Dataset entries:

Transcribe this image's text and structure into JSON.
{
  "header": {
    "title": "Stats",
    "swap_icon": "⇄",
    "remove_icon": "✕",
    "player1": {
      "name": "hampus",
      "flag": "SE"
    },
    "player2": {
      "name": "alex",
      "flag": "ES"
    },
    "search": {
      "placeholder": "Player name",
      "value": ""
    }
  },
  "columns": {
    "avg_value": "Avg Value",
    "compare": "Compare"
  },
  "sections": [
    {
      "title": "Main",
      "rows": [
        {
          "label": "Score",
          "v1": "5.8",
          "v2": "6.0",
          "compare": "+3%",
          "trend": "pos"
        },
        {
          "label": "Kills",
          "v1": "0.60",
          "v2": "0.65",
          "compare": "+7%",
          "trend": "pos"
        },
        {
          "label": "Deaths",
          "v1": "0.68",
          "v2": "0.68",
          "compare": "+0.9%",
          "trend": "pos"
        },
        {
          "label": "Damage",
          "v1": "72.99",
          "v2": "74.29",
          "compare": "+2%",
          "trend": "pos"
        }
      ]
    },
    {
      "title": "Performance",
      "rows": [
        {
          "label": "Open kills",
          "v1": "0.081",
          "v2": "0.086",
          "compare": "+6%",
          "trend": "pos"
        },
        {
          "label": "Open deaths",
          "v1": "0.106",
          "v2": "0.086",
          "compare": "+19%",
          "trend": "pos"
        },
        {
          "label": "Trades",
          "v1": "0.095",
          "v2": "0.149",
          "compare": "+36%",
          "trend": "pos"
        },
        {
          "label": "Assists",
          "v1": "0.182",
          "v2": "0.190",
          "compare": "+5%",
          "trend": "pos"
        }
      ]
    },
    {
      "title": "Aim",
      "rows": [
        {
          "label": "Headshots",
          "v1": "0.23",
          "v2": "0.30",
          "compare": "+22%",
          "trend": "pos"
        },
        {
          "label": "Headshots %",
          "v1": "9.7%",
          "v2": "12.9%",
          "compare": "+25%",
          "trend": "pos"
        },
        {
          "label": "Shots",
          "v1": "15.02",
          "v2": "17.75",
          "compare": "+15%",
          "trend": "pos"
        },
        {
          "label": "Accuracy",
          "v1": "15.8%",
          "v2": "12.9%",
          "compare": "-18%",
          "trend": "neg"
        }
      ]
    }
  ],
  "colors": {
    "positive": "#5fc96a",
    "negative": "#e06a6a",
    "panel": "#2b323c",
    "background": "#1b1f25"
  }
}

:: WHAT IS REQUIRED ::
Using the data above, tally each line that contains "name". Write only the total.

:: TASK SOLUTION ::
3